“The importance is also keeping up the reading and writing,” said Martin, stepfather of Prisette’s son Liam Kelly, an 11-year-old sixth grader enrolled at SIS. “We want him to have an education in two languages.”
Liam was one of the pioneering students who joined New York City’s first public school dual language program in French at P.S 58 in Carroll Gardens. That program launched in 2007, and 10 public school programs across the city now serve 1,500 students, a small fraction of the estimated 22,000 children living in French-speaking homes across the city, according to the Cultural Services office of the French embassy. An initiative led by the embassy and the nonprofit Face Foundation, seeks to bring bilingual education to at least 7,000 children in public schools.
“There is a need to preserve the French language among francophone families, and that joins the interest of the embassy and of the French government to promote the French language, ” said Fabrice Jaumont, the embassy’s education attaché and dual language program officer.
France has a long tradition of exporting its uniform national curriculum, and approximately 648 private schools around the world have adopted this educational model. But with fees exceeding $30,000 a year per child at schools like New York’s Lycée Français, this private education is often unaffordable. Supporting bilingual programs in the city’s public schools has become a new way for France to continue promoting the French language abroad and to help its citizens.
“We are opening up a new page with public schools,” Jaumont said.
French public institutions provide an estimated $100,000 to $200,000 a year to finance educational material and teachers’ trainings for the dual language programs in the New York City schools, according to Jaumont. The programs are entirely managed by the city’s Department of Education. The embassy’s support has been mostly logistical, coaching parents on how to ask local authorities to open a dual language track and reassuring unsure families to get on board.
France is not the only country seeking to promote its language abroad, said Ron Woo, deputy director at the New York State Regional Bilingual Education Resource Network, which helps district schools set up language programs. The Chinese government sends teachers to the U.S. to teach Mandarin, he noted, and European countries have long had government-backed cultural institutes around the world.
“If the U.S. wishes to compete on the foreign market, they need a citizenry that has those language skills,” said Woo. “It is really the global market driving this,” he added.
The French embassy worked with Rothschild and others who were part of a founding group of parents who lobbied for a French dual language program at SIS, a school that already offered the International Baccalaureate curriculum. In less than six months, parents secured the commitment of principal Jillian Juman, who instead of just opening a French language track overhauled the whole school with the plan to phase in dual language education to all students.

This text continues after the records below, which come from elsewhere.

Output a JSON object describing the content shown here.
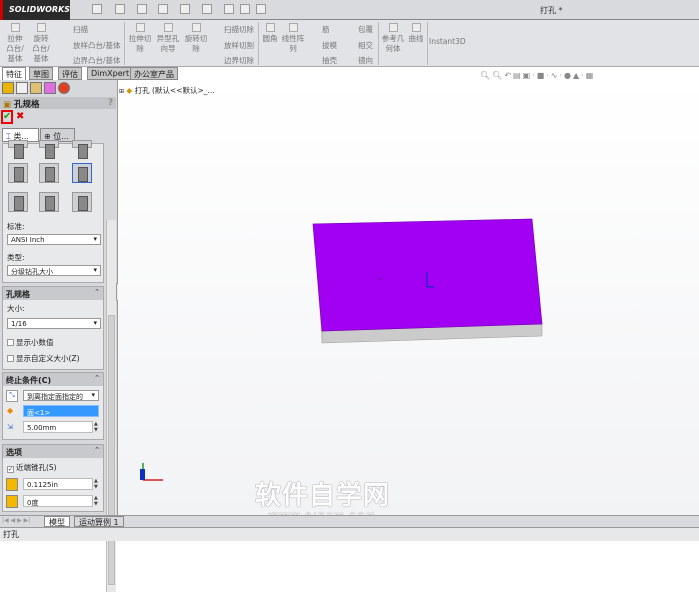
{
  "app": {
    "logo": "SOLIDWORKS",
    "doc_title": "打孔 *"
  },
  "ribbon": {
    "extrude_boss": "拉伸凸台/基体",
    "revolve_boss": "旋转凸台/基体",
    "sweep": "扫描",
    "loft": "放样凸台/基体",
    "boundary": "边界凸台/基体",
    "extrude_cut": "拉伸切除",
    "hole_wizard": "异型孔向导",
    "revolve_cut": "旋转切除",
    "sweep_cut": "扫描切除",
    "loft_cut": "放样切割",
    "boundary_cut": "边界切除",
    "fillet": "圆角",
    "linear_pattern": "线性阵列",
    "rib": "筋",
    "draft": "拔模",
    "shell": "抽壳",
    "wrap": "包覆",
    "intersect": "相交",
    "mirror": "镜向",
    "ref_geometry": "参考几何体",
    "curves": "曲线",
    "instant3d": "Instant3D"
  },
  "tabs": [
    "特征",
    "草图",
    "评估",
    "DimXpert",
    "办公室产品"
  ],
  "tree": {
    "root": "打孔 (默认<<默认>_..."
  },
  "panel": {
    "title": "孔规格",
    "help": "?",
    "subtabs": [
      "类...",
      "位..."
    ],
    "standard_label": "标准:",
    "standard_value": "ANSI Inch",
    "type_label": "类型:",
    "type_value": "分级钻孔大小",
    "spec": {
      "title": "孔规格",
      "size_label": "大小:",
      "size_value": "1/16",
      "show_decimal": "显示小数值",
      "show_custom": "显示自定义大小(Z)"
    },
    "end": {
      "title": "终止条件(C)",
      "condition": "到离指定面指定的",
      "face": "面<1>",
      "depth": "5.00mm"
    },
    "options": {
      "title": "选项",
      "near_counterbore": "近端锥孔(S)",
      "diameter": "0.1125in",
      "angle": "0度"
    }
  },
  "bottom_tabs": [
    "模型",
    "运动算例 1"
  ],
  "status": "打孔",
  "watermark": {
    "cn": "软件自学网",
    "url": "WWW.RJZXW.COM"
  },
  "colors": {
    "face": "#a100f2",
    "side": "#c8c8c8"
  }
}
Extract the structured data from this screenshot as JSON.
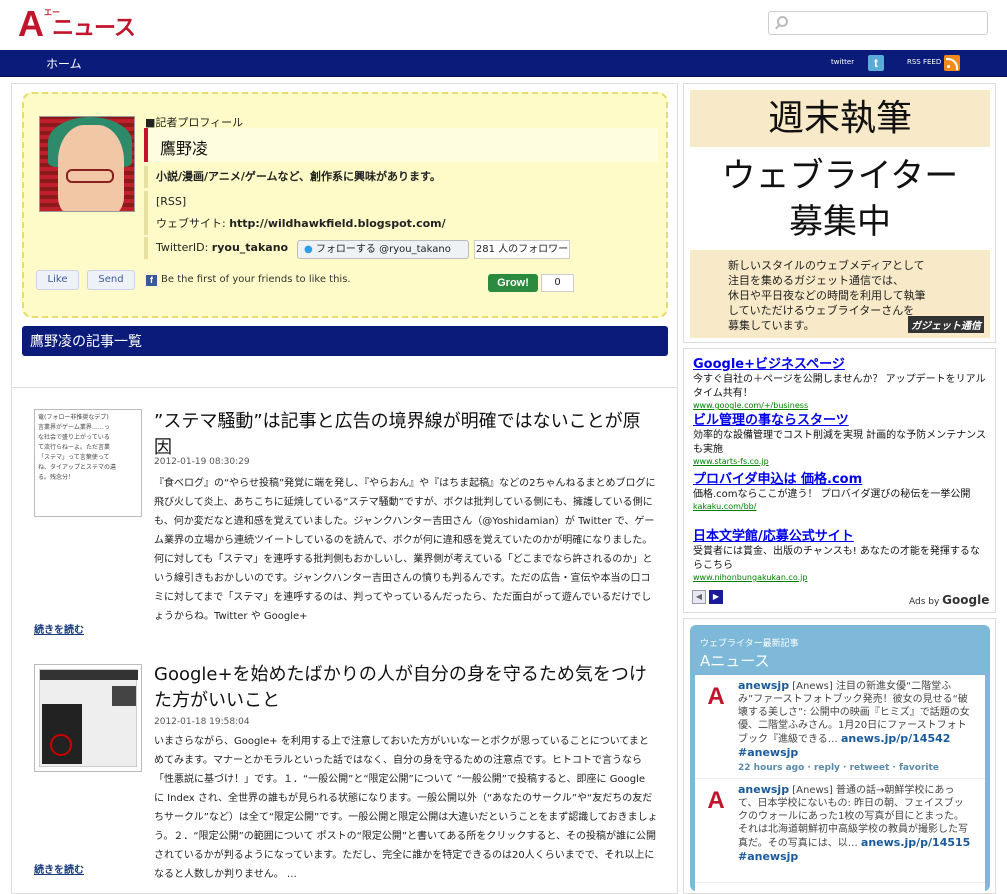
{
  "site": {
    "logo_letter": "A",
    "logo_sub": "エー",
    "logo_text": "ニュース"
  },
  "nav": {
    "home": "ホーム",
    "twitter": "twitter",
    "rss_feed": "RSS FEED"
  },
  "profile": {
    "heading": "■記者プロフィール",
    "name": "鷹野凌",
    "bio": "小説/漫画/アニメ/ゲームなど、創作系に興味があります。",
    "rss": "[RSS]",
    "website_label": "ウェブサイト: ",
    "website_url": "http://wildhawkfield.blogspot.com/",
    "twitter_label": "TwitterID: ",
    "twitter_id": "ryou_takano",
    "follow_button": "フォローする @ryou_takano",
    "follower_count": "281 人のフォロワー",
    "like": "Like",
    "send": "Send",
    "fb_text": "Be the first of your friends to like this.",
    "grow": "Grow!",
    "grow_count": "0"
  },
  "list_title": "鷹野凌の記事一覧",
  "articles": [
    {
      "title": "”ステマ騒動”は記事と広告の境界線が明確ではないことが原因",
      "date": "2012-01-19 08:30:29",
      "body": "『食べログ』の“やらせ投稿”発覚に端を発し、『やらおん』や『はちま起稿』などの2ちゃんねるまとめブログに飛び火して炎上、あちこちに延焼している“ステマ騒動”ですが、ボクは批判している側にも、擁護している側にも、何か変だなと違和感を覚えていました。ジャンクハンター吉田さん（@Yoshidamian）が Twitter で、ゲーム業界の立場から連続ツイートしているのを読んで、ボクが何に違和感を覚えていたのかが明確になりました。何に対しても「ステマ」を連呼する批判側もおかしいし、業界側が考えている「どこまでなら許されるのか」という線引きもおかしいのです。ジャンクハンター吉田さんの憤りも判るんです。ただの広告・宣伝や本当の口コミに対してまで「ステマ」を連呼するのは、判ってやっているんだったら、ただ面白がって遊んでいるだけでしょうからね。Twitter や Google+",
      "more": "続きを読む",
      "thumb_text": "竜(フォロー非推奨なデブ)\n言業界がゲーム業界……っ\nな社会で盛り上がっている\nて流行らねーよ。ただ言業\n「ステマ」って言葉使って\nね、タイアップとステマの違\nる。残念分！"
    },
    {
      "title": "Google+を始めたばかりの人が自分の身を守るため気をつけた方がいいこと",
      "date": "2012-01-18 19:58:04",
      "body": "いまさらながら、Google+ を利用する上で注意しておいた方がいいなーとボクが思っていることについてまとめてみます。マナーとかモラルといった話ではなく、自分の身を守るための注意点です。ヒトコトで言うなら「性悪説に基づけ！」です。１．“一般公開”と“限定公開”について “一般公開”で投稿すると、即座に Google に Index され、全世界の誰もが見られる状態になります。一般公開以外（“あなたのサークル”や“友だちの友だちサークル”など）は全て“限定公開”です。一般公開と限定公開は大違いだということをまず認識しておきましょう。２．“限定公開”の範囲について ポストの“限定公開”と書いてある所をクリックすると、その投稿が誰に公開されているかが判るようになっています。ただし、完全に誰かを特定できるのは20人くらいまでで、それ以上になると人数しか判りません。 …",
      "more": "続きを読む"
    }
  ],
  "ad_banner": {
    "top": "週末執筆",
    "middle_line1": "ウェブライター",
    "middle_line2": "募集中",
    "desc": "新しいスタイルのウェブメディアとして\n注目を集めるガジェット通信では、\n休日や平日夜などの時間を利用して執筆\nしていただけるウェブライターさんを\n募集しています。",
    "brand": "ガジェット通信"
  },
  "google_ads": [
    {
      "title": "Google+ビジネスページ",
      "desc": "今すぐ自社の＋ページを公開しませんか？ アップデートをリアルタイム共有！",
      "url": "www.google.com/+/business"
    },
    {
      "title": "ビル管理の事ならスターツ",
      "desc": "効率的な設備管理でコスト削減を実現 計画的な予防メンテナンスも実施",
      "url": "www.starts-fs.co.jp"
    },
    {
      "title": "プロバイダ申込は 価格.com",
      "desc": "価格.comならここが違う！ プロバイダ選びの秘伝を一挙公開",
      "url": "kakaku.com/bb/"
    },
    {
      "title": "日本文学館/応募公式サイト",
      "desc": "受賞者には賞金、出版のチャンスも! あなたの才能を発揮するならこちら",
      "url": "www.nihonbungakukan.co.jp"
    }
  ],
  "ads_by": {
    "prefix": "Ads by ",
    "brand": "Google"
  },
  "twitter_widget": {
    "subtitle": "ウェブライター最新記事",
    "title": "Aニュース",
    "tweets": [
      {
        "user": "anewsjp",
        "text": " [Anews] 注目の新進女優“二階堂ふみ”ファーストフォトブック発売！彼女の見せる“破壊する美しさ”: 公開中の映画『ヒミズ』で話題の女優、二階堂ふみさん。1月20日にファーストフォトブック『進級できる…",
        "link": "anews.jp/p/14542",
        "tag": "#anewsjp",
        "meta": "22 hours ago · reply · retweet · favorite"
      },
      {
        "user": "anewsjp",
        "text": " [Anews] 普通の話→朝鮮学校にあって、日本学校にないもの: 昨日の朝、フェイスブックのウォールにあった1枚の写真が目にとまった。それは北海道朝鮮初中高級学校の教員が撮影した写真だ。その写真には、以…",
        "link": "anews.jp/p/14515",
        "tag": "#anewsjp",
        "meta": ""
      }
    ]
  },
  "colors": {
    "nav": "#0b1b7a",
    "profile_bg": "#fffbc8",
    "accent": "#c0152b",
    "twitter_box": "#7fb9d9"
  }
}
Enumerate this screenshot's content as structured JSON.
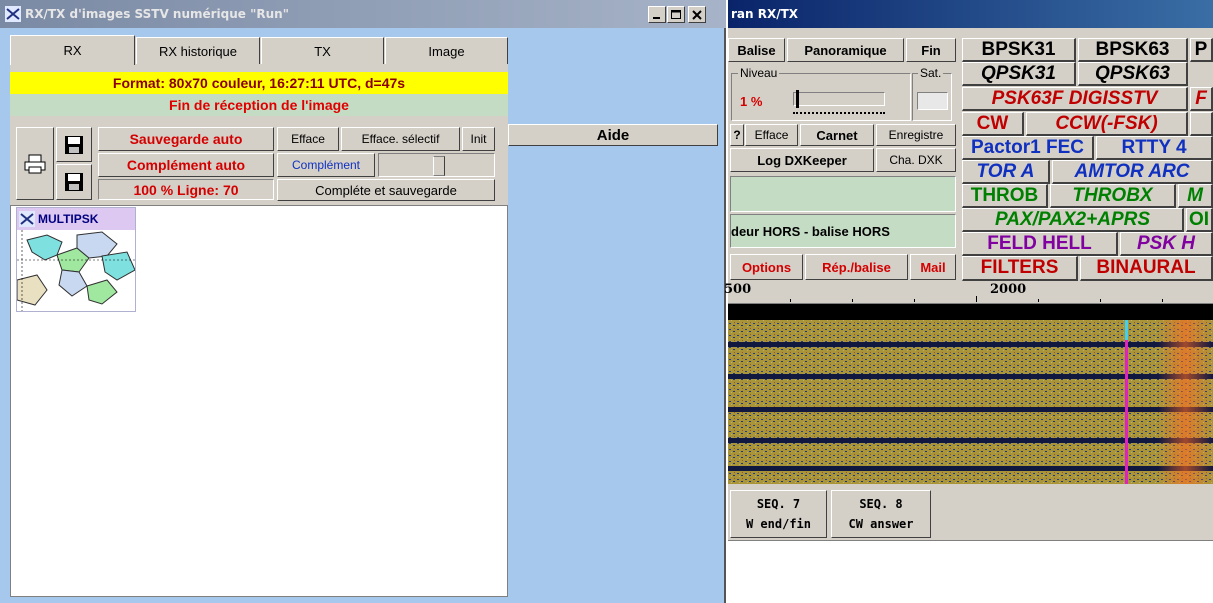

The principal’s openness surprised Rothschild.
“I’ve never seen that in France,” she said. “That would never happen that a school principal would allow parents to suggest, to be involved.”
Although he is not thrilled that he has to write more essays, Nathan has also been responsive to this new system that allows him to express his own opinion, a departure from France’s more rigid educational approach.
“In France they say ‘This is the right response.’ But here you are allowed to say ‘No, that is wrong,’” he said.
Video by Valerie Dekimpe